This question is how do we go about managing the risks more effectively to allow NHS staff to access online learning resources and tools which many of us take for granted.  There are understandable concerns about the security of patient information and quite rightly so, I don’t think any of us would disagree that the NHS needs to diligent about this.  It’s also essential that clinical systems take priority in terms of bandwidth, which is the reason sites with streaming video like YouTube and Vimeo are blocked in the NHS.  All of this said individuals working in the health professions are called to be lifelong learners and need access to educational resources which are being increasingly delivered and freely available online.

Is there any dialogue going on at a national level that is seeking to address these issues?  IT projects and the NHS don’t have a good track record, but are there are steps that can be taken to separate  access to educational resources and tools from the clinical and management IT systems.  I agree with Prince and his colleagues who end their short commentary by saying,

There is an urgent need for commissioners, providers and users of e-learning materials to be jointly involved in planning how, when and where resources will be used.
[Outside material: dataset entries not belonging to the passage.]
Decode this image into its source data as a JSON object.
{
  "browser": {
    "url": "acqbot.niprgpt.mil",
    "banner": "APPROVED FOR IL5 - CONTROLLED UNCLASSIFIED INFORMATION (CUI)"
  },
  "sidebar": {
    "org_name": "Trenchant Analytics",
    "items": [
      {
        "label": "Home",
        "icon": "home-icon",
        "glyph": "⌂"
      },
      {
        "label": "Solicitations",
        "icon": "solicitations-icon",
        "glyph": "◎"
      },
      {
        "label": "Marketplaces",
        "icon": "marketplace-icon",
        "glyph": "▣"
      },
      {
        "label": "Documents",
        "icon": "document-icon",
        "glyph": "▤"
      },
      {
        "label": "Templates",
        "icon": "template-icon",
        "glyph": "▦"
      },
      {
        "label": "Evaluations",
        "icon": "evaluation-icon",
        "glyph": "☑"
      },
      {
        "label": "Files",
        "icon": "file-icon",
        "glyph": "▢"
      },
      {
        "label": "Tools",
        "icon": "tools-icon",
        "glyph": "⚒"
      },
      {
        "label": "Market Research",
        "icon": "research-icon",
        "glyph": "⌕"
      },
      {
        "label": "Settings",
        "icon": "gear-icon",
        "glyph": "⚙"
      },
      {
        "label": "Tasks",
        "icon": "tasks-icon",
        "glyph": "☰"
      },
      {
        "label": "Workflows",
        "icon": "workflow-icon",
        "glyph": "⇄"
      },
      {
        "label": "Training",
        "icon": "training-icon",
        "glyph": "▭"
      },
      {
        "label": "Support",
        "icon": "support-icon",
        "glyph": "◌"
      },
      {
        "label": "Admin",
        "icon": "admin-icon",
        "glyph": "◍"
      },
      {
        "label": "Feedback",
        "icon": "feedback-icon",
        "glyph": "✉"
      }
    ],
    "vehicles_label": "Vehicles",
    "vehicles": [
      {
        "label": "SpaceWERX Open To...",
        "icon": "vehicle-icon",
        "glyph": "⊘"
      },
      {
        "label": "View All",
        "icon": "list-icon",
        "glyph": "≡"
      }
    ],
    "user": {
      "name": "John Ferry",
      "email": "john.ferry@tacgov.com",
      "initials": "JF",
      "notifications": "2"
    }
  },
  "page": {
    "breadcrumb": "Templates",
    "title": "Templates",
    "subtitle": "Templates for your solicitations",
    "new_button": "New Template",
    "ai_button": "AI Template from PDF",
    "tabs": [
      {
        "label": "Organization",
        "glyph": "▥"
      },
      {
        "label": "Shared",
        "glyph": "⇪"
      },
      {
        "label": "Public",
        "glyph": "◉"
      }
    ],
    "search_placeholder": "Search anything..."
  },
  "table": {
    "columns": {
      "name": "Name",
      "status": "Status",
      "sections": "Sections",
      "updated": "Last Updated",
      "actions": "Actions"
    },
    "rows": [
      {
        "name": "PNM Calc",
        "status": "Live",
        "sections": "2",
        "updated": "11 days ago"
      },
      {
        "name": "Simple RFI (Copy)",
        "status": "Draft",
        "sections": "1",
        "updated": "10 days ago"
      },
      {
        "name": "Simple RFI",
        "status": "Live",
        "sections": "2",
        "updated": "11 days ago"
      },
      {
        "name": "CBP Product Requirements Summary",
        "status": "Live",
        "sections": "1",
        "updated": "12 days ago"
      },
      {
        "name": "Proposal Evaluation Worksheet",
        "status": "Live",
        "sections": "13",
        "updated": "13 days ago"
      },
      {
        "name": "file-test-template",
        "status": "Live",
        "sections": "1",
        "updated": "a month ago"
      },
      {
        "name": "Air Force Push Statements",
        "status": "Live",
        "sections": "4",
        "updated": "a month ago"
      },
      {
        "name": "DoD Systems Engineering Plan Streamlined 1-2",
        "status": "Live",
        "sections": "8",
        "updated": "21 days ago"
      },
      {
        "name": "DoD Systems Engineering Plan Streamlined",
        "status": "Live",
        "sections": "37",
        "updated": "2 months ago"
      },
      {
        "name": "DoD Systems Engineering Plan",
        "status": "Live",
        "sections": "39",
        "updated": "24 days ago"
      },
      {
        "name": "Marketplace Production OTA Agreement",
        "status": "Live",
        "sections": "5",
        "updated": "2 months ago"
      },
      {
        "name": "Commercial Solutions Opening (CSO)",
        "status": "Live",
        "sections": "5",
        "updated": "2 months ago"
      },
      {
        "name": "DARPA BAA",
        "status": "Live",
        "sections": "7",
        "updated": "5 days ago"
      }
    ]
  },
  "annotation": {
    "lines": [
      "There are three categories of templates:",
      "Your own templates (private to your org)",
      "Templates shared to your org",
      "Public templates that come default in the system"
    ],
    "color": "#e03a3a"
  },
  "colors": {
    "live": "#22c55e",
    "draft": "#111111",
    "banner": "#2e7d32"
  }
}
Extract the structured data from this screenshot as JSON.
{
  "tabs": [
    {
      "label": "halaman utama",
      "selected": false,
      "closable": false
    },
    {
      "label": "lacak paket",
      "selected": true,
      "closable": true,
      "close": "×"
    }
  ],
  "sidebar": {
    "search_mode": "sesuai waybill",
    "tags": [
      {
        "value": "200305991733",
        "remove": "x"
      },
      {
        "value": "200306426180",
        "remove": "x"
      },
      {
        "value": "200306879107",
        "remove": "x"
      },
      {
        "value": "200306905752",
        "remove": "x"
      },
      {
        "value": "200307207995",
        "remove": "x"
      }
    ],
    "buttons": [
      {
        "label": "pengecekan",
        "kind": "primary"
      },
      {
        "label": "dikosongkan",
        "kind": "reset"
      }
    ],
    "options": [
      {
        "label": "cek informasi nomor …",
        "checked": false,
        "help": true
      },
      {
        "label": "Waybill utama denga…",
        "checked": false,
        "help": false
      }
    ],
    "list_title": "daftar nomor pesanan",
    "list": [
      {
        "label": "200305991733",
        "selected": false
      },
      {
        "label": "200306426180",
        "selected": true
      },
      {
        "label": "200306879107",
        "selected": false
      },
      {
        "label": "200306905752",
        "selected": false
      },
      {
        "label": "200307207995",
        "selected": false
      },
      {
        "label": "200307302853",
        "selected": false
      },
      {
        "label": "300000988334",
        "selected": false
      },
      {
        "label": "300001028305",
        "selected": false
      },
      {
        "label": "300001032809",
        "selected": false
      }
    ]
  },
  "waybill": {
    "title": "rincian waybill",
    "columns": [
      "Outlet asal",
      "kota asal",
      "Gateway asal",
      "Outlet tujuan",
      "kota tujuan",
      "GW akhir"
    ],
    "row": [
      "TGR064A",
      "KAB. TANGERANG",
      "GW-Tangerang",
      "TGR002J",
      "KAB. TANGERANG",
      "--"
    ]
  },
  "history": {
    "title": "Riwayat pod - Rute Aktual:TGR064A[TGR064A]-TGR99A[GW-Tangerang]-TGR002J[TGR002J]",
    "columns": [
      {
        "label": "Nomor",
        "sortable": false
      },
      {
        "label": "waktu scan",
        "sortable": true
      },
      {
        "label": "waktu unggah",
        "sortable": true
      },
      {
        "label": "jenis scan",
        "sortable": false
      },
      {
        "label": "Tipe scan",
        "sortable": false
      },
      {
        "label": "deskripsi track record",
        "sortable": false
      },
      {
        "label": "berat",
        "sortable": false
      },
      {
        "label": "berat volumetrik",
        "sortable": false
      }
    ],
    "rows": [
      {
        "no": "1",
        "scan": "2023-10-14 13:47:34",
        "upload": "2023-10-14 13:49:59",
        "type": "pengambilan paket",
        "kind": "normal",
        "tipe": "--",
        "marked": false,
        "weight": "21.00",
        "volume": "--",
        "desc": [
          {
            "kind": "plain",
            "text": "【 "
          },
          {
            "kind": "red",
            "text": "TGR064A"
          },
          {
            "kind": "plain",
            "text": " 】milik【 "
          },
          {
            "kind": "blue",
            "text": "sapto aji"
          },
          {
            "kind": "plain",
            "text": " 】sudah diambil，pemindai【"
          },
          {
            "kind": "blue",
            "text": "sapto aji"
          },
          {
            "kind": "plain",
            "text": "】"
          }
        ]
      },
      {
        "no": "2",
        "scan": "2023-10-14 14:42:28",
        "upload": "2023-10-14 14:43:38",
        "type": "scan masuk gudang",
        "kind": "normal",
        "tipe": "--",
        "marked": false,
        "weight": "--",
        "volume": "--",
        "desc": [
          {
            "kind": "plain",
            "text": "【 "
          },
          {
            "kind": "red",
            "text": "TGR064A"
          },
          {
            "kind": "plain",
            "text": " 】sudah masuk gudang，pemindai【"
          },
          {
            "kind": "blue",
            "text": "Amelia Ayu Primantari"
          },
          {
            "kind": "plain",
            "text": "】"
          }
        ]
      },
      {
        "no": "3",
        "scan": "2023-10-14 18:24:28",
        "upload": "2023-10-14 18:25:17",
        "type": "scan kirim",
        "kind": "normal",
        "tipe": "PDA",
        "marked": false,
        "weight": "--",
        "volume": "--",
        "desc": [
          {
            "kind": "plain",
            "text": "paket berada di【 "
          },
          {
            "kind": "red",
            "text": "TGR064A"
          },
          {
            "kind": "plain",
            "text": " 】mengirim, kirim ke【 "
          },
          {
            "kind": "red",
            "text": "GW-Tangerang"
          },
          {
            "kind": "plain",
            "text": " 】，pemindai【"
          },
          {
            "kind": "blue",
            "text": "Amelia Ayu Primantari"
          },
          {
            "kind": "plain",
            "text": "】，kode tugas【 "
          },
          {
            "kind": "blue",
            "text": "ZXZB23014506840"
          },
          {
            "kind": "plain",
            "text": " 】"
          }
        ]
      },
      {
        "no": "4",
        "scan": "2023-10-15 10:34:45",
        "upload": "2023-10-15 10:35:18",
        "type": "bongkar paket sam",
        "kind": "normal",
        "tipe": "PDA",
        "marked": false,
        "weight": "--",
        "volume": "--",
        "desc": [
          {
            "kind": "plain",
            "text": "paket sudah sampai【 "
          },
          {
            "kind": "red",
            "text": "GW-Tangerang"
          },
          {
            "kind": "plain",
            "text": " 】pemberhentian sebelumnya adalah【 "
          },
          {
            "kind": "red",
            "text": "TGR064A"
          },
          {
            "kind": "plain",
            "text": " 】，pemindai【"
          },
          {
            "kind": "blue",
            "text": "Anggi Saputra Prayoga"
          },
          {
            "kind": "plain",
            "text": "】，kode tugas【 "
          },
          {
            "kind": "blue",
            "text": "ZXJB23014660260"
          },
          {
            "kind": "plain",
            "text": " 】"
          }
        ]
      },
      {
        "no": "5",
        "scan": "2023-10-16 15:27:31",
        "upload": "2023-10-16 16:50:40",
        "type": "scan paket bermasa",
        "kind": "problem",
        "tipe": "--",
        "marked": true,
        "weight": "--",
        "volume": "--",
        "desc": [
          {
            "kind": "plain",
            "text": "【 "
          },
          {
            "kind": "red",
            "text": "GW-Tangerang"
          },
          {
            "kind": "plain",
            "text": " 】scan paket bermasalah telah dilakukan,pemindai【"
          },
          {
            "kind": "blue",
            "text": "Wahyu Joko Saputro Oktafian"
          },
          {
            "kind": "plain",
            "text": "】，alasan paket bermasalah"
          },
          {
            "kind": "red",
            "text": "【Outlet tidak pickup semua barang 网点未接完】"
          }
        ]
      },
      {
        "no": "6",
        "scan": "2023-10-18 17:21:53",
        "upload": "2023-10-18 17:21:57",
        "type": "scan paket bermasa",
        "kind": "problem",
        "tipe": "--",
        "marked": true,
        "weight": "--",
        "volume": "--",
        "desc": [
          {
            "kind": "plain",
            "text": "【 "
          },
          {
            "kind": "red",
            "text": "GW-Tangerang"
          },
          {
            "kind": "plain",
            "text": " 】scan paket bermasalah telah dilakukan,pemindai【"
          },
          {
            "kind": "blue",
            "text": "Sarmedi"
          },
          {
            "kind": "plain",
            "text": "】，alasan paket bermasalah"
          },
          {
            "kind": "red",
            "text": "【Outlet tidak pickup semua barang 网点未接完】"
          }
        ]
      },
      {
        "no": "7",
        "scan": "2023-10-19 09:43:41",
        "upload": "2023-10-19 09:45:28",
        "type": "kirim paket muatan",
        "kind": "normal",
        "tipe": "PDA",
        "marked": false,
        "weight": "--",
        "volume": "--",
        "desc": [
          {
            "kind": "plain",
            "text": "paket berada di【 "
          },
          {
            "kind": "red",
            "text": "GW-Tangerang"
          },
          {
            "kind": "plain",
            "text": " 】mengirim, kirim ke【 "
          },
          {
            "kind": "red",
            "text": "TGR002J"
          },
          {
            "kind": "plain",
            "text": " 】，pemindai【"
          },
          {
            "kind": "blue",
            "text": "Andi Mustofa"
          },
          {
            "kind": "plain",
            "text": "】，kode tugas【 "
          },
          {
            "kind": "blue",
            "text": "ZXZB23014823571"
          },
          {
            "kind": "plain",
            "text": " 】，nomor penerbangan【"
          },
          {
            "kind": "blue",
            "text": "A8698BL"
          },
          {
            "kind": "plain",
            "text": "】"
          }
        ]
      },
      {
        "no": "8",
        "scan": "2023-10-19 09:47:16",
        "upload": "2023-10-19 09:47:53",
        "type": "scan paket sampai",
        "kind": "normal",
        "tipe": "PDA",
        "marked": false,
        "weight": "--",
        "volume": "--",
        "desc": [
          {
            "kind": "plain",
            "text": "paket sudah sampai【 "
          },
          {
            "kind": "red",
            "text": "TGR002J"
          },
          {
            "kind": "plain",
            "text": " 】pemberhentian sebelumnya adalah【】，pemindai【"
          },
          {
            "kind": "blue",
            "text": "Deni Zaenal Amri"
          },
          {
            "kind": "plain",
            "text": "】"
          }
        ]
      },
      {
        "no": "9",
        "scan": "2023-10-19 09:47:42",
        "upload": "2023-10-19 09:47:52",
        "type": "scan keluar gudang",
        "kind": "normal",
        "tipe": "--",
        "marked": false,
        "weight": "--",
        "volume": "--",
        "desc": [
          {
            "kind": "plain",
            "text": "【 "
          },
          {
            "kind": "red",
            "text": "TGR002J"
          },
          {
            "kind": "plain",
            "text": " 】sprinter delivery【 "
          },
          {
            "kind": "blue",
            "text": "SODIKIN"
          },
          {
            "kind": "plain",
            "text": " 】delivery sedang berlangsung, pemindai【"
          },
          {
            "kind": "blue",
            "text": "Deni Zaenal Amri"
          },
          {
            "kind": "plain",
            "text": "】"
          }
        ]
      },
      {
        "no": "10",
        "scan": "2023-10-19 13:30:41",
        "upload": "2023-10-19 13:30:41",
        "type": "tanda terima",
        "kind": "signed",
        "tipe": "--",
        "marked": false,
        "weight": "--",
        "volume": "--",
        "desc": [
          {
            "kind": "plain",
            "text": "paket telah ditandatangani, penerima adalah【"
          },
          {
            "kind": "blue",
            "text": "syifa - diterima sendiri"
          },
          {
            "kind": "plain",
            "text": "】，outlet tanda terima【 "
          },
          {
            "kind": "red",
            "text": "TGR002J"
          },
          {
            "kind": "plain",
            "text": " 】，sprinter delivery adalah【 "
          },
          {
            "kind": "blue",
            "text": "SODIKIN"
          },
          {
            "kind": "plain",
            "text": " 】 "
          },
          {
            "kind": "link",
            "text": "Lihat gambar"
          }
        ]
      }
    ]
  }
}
Without such a partnership, there is a significant risk that ‘disconnection’ will severely compromise what could be one of our most valuable learning tools.

How do we make this happen?

Teaching and learning or just teaching … should staff development be compulsory?

As part of a staff development course I’ve been doing we were encouraged to discuss a paper about computer assisted assessment and the barriers to adoption.  The paper made reference to the 1997 Dearing Report into Higher Education (HE), which highlighted the need for institutions to develop information strategies, and that training and support were key to the effective use of computers and IT in HE.  The Dearing Report also recommended that it should become the norm for all new full-time teaching staff to undergo training in teaching in higher education on accredited programmes.  Universities were also encouraged to review and update their staff development programmes.  Reflecting on this I included this in one of the comments I posted to the discussion,

Whilst lecturers as a group  stay up to date in subjects they teach and practise in do they stay up to date with advances in teaching and learning?  Do we just complete the LTA course because that’s the hoop we have to complete or do we stay engaged with learning, teaching and assessment?  There are optional staff development sessions, but should there be compulsory CPD/staff development sessions in the way that doctors, dentists, lawyers etc need to do CPD to keep practising.  I can imagine that many would think this is a completely outrageous suggestion!

Is this outrageous?  What do you think? I did get some support for this suggestion of compulsory CPD for teaching staff, including from a colleague in the medical school, who also commented that there was an assumption that doctors can suddenly become good teachers.

Having had this discussion a tweet from Rod Lucier (@thecleversheep) on Twitter last week caught my attention.

Back in July Steve Wheeler posted a tweet asking, what is the most important issue in e-learning? Sarah Horrigan said ‘one of the most important issues in e-learning is the gap between innovators & lack of real engagement by the majority’. This was a view which I supported and I also argued for more staff development to help lessen the gap. Is this gap as Rod proposes, increasing or are the majority catching up?

The JISC report Higher Education in a Web 2.o World identified the need for targeted staff development opportunities aimed at identifying and spreading best practice in the use of Web 2.o tools in pedagogy.  How do we encourage teaching staff who already feel over stretched to take part in these opportunities, particularly in areas like medicine where teachers have heavy clinical commitments.  Should it be compulsory?